### [Work to be completed]
Look through the lines below for the word "name", and copy every line that has it.

*** Opening of Information ***

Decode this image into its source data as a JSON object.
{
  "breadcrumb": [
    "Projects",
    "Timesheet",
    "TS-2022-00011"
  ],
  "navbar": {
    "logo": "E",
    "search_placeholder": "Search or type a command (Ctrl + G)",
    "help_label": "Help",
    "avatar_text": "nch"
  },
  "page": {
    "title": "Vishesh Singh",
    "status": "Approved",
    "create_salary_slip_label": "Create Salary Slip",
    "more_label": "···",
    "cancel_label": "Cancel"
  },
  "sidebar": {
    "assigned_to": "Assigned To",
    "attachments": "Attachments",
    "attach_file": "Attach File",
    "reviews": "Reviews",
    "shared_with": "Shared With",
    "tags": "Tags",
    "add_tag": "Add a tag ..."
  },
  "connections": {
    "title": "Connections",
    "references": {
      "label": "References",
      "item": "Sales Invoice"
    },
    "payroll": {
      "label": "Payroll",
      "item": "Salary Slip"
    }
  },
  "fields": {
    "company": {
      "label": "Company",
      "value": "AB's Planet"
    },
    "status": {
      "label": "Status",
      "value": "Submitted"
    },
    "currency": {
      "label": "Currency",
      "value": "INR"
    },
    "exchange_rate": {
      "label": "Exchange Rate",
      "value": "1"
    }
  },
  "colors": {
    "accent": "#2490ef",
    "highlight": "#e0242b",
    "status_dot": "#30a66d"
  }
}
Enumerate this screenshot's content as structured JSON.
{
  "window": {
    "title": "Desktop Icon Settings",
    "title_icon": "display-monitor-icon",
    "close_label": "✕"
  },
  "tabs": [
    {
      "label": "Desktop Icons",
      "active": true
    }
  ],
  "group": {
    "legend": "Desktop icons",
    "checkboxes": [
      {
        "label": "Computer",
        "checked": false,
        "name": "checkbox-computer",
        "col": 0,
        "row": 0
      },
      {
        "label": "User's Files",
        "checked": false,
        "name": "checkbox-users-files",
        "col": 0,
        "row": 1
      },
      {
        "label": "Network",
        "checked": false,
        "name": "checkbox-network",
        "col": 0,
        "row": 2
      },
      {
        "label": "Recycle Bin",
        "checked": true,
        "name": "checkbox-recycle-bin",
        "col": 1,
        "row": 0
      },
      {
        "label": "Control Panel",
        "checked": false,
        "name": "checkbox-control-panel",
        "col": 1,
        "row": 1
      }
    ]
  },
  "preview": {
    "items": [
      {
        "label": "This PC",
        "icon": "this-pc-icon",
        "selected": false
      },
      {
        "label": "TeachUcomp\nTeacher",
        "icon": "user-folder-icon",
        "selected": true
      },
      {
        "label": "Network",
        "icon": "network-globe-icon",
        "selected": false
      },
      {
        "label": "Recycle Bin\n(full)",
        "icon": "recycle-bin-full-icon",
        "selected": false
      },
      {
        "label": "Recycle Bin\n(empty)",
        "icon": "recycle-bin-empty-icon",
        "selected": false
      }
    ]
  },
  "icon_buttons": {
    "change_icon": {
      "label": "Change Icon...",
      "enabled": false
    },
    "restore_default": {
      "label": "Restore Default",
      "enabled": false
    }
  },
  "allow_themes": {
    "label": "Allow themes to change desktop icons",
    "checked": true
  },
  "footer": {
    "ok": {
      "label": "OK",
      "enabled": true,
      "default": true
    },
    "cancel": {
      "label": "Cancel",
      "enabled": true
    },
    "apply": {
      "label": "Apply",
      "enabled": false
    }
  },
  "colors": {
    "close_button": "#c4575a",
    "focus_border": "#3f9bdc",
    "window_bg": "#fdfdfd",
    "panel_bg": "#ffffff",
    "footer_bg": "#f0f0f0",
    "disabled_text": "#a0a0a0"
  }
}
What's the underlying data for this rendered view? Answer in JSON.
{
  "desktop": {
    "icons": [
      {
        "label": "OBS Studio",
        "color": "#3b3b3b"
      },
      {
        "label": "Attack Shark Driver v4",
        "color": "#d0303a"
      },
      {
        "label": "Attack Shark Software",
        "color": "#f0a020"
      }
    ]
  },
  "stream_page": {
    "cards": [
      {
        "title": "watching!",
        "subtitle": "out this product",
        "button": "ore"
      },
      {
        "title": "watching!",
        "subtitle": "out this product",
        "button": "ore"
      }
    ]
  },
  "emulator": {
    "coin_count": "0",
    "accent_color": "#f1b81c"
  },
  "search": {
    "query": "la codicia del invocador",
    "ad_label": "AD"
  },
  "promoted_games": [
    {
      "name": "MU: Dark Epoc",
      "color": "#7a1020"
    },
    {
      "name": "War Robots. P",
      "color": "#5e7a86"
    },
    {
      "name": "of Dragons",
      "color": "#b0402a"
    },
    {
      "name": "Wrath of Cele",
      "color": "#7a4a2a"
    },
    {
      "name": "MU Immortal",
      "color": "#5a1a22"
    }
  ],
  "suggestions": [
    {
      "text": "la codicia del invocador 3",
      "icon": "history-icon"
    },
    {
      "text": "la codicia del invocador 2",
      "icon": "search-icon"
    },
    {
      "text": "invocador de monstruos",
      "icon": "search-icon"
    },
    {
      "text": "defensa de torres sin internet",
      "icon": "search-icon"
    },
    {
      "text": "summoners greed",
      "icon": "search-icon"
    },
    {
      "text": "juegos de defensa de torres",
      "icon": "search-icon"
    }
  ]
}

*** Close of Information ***

### [Solved exercise]
        "name": "checkbox-computer",
        "name": "checkbox-users-files",
        "name": "checkbox-network",
        "name": "checkbox-recycle-bin",
        "name": "checkbox-control-panel",
      "name": "MU: Dark Epoc",
      "name": "War Robots. P",
      "name": "of Dragons",
      "name": "Wrath of Cele",
      "name": "MU Immortal",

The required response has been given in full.